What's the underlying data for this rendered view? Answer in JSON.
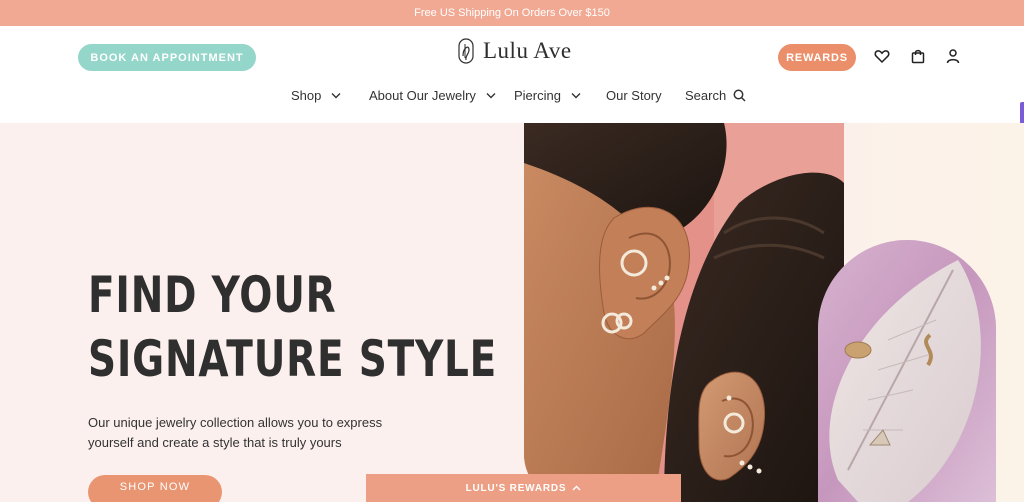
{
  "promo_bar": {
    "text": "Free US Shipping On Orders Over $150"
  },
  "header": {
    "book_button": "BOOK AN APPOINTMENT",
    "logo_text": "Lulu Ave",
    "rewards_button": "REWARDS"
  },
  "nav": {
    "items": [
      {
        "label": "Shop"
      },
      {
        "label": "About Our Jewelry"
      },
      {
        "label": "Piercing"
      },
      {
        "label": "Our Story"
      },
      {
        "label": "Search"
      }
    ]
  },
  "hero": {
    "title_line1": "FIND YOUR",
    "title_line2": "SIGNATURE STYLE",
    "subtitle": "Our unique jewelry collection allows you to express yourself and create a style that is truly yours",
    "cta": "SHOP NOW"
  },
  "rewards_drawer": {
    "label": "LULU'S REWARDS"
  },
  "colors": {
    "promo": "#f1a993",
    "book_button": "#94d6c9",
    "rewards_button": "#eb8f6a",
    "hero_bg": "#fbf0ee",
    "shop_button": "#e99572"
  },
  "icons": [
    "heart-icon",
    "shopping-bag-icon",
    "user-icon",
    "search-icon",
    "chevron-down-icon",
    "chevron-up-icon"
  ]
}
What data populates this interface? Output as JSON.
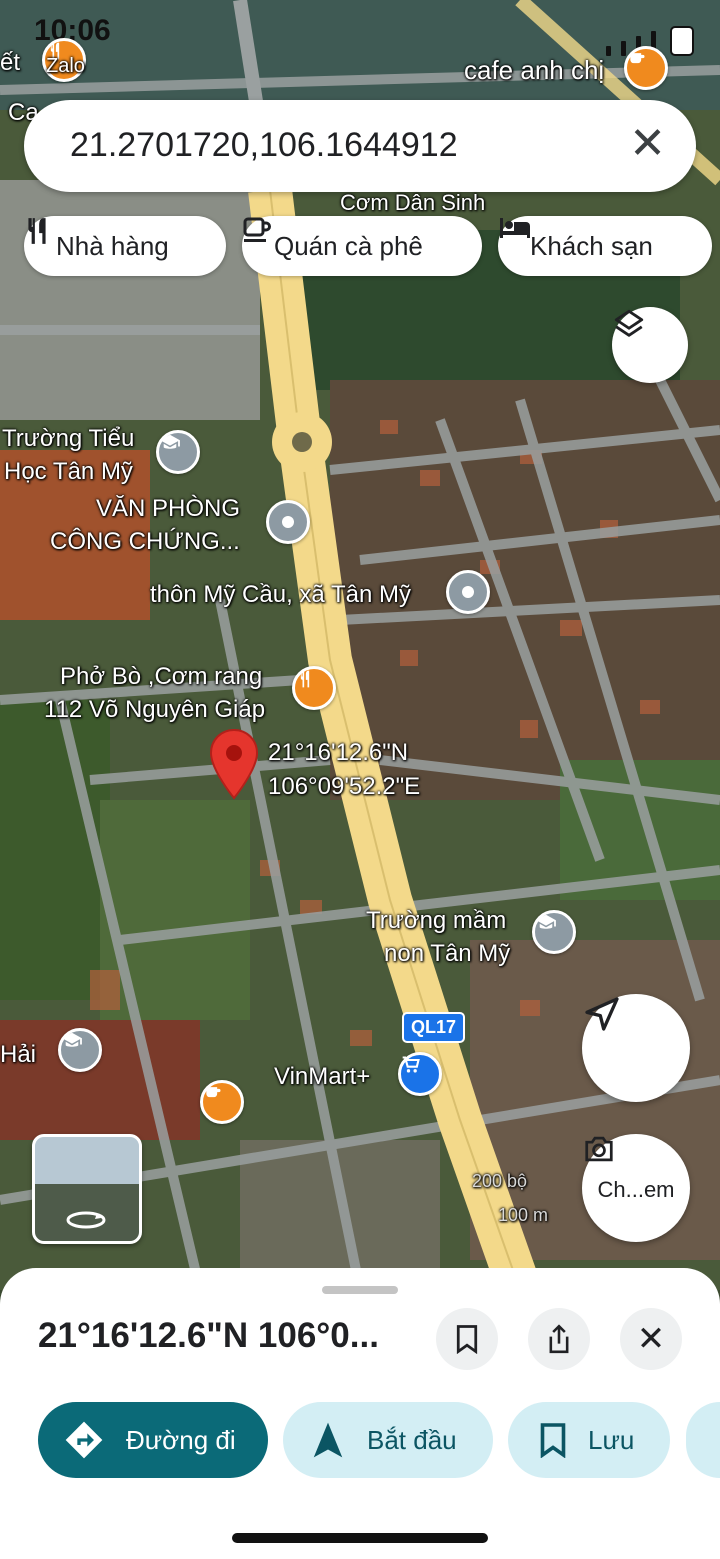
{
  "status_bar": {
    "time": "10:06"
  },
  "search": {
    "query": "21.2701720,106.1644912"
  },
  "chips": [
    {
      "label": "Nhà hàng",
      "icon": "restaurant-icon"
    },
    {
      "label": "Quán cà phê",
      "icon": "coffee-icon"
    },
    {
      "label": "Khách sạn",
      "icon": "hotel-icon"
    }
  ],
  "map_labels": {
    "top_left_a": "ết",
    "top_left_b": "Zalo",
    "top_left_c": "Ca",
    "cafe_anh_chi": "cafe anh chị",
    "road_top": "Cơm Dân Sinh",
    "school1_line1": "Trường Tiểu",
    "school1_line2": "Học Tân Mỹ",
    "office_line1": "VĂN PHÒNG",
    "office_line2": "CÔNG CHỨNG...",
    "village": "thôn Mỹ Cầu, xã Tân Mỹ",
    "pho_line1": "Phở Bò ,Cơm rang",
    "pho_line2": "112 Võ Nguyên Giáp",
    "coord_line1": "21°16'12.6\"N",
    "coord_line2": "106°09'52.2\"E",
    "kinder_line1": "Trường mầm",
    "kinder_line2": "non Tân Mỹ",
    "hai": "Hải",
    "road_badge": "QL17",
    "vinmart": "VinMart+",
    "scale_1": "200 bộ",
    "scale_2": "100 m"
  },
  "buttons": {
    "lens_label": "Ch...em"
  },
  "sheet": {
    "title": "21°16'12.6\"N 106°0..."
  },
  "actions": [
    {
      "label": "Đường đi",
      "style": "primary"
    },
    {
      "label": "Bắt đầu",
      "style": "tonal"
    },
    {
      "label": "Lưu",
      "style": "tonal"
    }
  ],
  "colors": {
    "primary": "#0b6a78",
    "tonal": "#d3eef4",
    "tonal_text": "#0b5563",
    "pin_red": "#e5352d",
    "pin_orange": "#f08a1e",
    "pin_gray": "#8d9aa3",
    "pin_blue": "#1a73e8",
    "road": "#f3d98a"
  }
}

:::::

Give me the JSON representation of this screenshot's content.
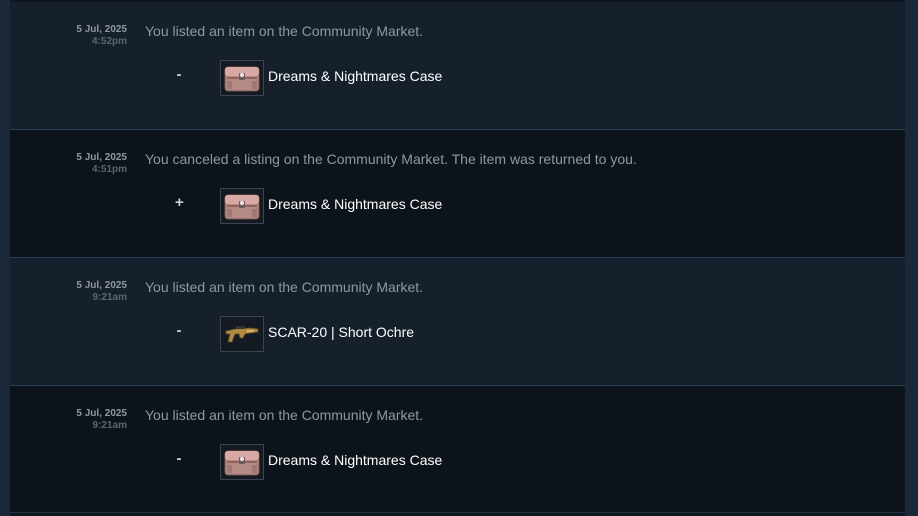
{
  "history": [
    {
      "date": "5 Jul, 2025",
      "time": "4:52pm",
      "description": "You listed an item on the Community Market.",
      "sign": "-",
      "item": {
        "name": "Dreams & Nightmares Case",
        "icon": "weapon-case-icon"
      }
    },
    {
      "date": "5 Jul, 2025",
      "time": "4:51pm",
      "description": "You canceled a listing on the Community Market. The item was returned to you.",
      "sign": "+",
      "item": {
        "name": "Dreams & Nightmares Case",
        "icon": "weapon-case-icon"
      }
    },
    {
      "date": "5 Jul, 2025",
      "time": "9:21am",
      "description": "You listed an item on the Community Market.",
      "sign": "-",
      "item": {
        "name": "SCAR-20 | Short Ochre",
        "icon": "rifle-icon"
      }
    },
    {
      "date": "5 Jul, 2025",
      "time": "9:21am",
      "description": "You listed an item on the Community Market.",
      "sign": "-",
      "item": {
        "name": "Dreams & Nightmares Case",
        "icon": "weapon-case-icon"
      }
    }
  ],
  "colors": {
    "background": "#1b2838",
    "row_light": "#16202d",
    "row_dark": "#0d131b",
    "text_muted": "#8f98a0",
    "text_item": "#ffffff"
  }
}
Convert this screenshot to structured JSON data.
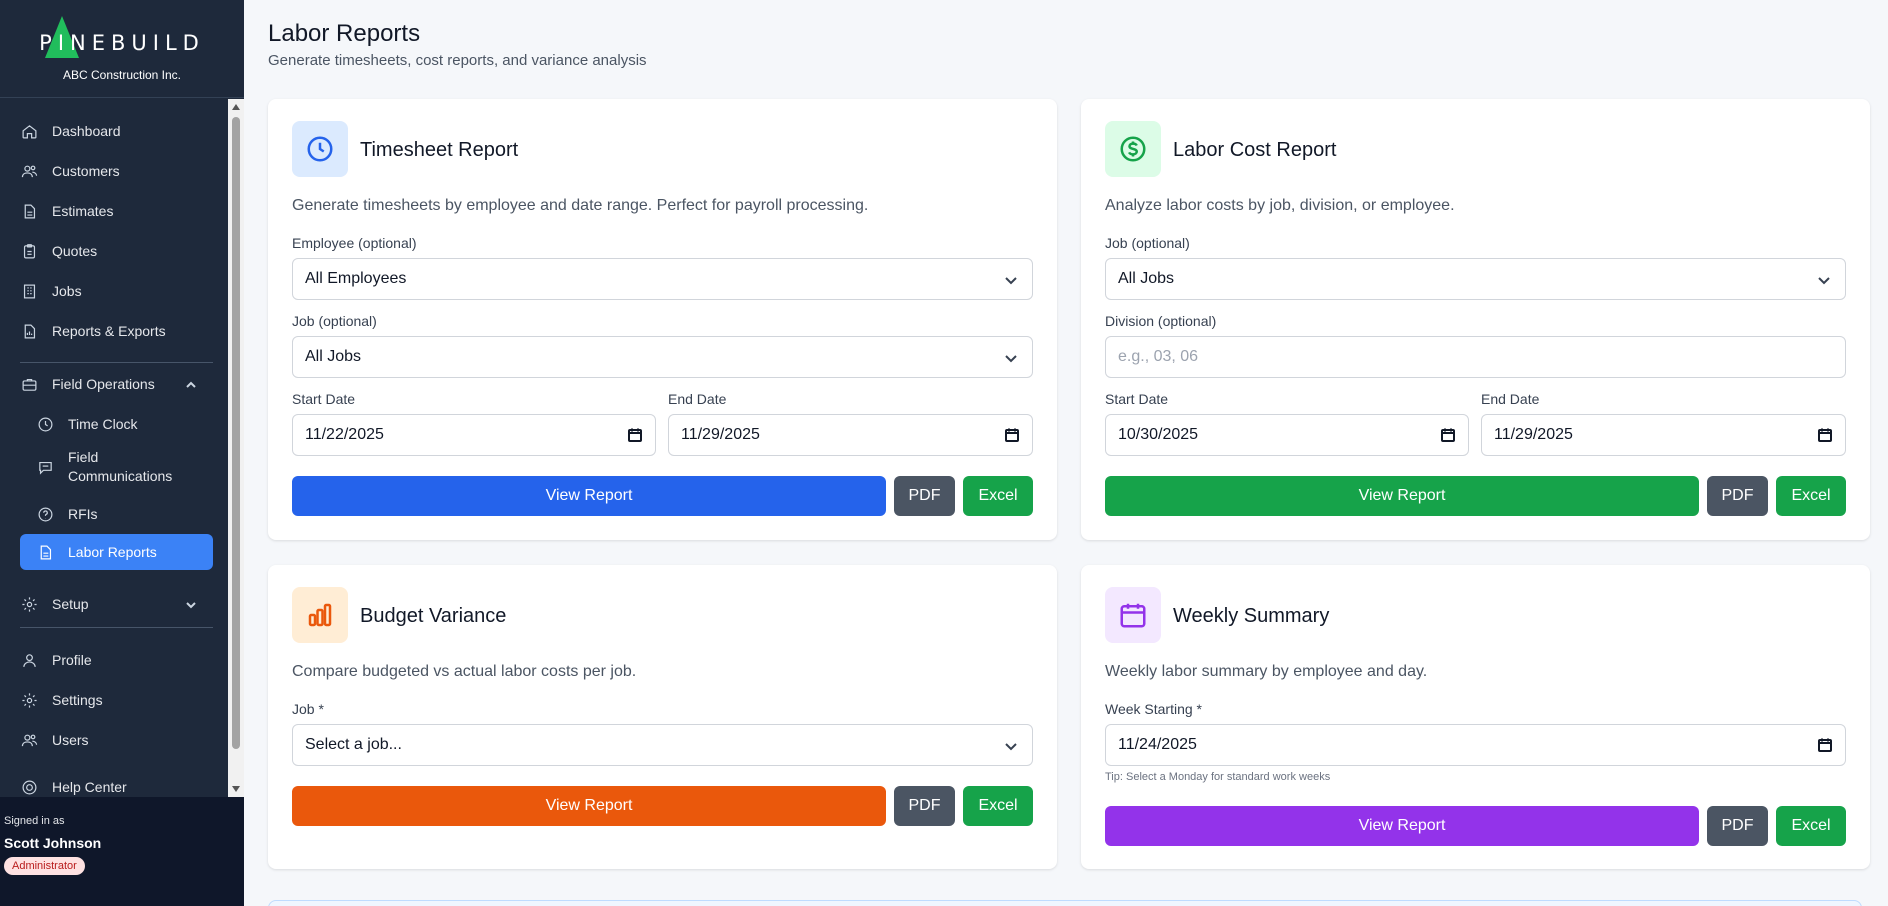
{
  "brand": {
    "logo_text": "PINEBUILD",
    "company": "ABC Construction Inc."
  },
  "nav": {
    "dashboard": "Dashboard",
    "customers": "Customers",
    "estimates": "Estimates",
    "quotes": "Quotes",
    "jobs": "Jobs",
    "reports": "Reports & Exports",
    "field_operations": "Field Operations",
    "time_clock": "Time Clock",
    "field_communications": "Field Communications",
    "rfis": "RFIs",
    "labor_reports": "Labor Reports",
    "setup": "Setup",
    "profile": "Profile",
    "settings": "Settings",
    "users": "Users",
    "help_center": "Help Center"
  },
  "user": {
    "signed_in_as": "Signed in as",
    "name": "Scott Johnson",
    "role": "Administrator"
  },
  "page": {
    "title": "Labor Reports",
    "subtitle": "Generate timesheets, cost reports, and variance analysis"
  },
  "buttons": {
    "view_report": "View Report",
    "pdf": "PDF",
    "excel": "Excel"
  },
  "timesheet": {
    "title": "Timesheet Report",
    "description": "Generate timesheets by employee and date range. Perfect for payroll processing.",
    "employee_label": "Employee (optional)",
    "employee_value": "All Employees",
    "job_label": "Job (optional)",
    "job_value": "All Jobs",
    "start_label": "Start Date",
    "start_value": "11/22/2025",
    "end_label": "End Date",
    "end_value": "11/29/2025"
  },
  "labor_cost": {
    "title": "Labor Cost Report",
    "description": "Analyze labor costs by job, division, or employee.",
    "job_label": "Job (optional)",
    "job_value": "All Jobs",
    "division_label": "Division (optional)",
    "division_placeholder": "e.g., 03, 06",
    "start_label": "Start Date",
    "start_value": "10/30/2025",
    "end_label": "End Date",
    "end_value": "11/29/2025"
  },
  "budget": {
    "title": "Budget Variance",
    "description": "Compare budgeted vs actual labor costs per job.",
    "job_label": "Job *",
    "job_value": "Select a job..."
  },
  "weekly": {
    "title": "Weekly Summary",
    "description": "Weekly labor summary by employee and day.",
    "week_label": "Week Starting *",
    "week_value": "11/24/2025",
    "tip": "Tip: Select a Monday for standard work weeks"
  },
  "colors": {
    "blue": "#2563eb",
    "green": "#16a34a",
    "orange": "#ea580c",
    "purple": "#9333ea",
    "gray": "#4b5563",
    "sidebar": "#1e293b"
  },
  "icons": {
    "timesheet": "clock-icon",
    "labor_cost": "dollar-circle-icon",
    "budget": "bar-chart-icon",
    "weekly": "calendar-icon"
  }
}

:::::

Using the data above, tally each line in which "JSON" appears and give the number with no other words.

Solution to this task: 4